| Prompt |
Please copy each line from the entries that contains the string "Controladores".

| Listed records |
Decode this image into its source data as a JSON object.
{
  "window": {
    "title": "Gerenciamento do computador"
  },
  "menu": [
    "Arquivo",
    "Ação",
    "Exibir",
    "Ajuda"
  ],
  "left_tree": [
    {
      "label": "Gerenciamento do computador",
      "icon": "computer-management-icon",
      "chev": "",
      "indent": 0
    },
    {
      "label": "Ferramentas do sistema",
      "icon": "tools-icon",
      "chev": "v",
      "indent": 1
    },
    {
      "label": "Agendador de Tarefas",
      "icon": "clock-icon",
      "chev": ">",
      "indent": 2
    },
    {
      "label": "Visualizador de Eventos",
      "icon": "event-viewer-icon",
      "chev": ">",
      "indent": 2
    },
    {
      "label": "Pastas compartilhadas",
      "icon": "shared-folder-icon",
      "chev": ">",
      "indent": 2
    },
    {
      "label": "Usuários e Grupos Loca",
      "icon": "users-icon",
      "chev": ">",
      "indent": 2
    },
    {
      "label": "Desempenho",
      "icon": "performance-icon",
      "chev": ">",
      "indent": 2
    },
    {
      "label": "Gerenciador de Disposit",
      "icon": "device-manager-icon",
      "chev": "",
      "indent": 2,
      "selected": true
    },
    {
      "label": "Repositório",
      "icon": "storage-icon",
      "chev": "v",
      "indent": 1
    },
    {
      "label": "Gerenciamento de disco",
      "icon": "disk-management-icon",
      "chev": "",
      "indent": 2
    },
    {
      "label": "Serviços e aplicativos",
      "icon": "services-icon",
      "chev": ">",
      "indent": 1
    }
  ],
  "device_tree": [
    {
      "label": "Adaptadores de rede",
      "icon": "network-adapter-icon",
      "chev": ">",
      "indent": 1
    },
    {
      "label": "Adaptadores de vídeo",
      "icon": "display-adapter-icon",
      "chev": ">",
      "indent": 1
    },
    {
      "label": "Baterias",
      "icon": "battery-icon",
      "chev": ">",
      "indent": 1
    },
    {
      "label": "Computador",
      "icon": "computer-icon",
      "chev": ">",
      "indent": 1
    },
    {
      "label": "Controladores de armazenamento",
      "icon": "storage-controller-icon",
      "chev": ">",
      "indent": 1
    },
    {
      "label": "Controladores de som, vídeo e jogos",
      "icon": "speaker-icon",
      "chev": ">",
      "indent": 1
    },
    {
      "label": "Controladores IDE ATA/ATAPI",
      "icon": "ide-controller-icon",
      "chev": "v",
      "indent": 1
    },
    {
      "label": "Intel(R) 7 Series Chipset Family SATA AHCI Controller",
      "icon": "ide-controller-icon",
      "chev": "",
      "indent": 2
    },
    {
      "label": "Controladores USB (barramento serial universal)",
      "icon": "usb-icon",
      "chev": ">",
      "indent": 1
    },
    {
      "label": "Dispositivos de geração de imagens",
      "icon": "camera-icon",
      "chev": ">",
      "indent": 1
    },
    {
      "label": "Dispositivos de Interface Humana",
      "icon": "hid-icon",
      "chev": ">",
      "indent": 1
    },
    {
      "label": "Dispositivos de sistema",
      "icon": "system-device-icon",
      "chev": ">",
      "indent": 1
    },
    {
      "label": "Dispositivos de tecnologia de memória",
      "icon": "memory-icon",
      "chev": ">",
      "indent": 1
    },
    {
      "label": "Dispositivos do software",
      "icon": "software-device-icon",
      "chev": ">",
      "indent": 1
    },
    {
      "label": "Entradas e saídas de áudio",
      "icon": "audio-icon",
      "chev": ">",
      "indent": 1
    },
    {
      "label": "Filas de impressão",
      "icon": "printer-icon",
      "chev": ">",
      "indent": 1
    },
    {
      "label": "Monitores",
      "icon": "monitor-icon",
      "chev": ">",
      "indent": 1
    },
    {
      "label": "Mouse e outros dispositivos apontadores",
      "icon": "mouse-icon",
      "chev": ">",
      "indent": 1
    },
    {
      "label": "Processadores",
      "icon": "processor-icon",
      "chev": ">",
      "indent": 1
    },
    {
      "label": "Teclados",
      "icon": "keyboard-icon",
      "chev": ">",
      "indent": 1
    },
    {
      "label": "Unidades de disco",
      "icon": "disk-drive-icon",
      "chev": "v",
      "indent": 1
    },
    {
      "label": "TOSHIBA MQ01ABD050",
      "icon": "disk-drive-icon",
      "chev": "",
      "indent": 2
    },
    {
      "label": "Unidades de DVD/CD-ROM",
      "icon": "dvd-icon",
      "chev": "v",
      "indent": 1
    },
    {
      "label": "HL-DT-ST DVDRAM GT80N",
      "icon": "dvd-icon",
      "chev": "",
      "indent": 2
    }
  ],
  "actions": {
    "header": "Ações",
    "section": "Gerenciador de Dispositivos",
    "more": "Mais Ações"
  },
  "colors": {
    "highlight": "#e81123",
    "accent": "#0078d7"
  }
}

| Output |
      "label": "Controladores de armazenamento",
      "label": "Controladores de som, vídeo e jogos",
      "label": "Controladores IDE ATA/ATAPI",
      "label": "Controladores USB (barramento serial universal)",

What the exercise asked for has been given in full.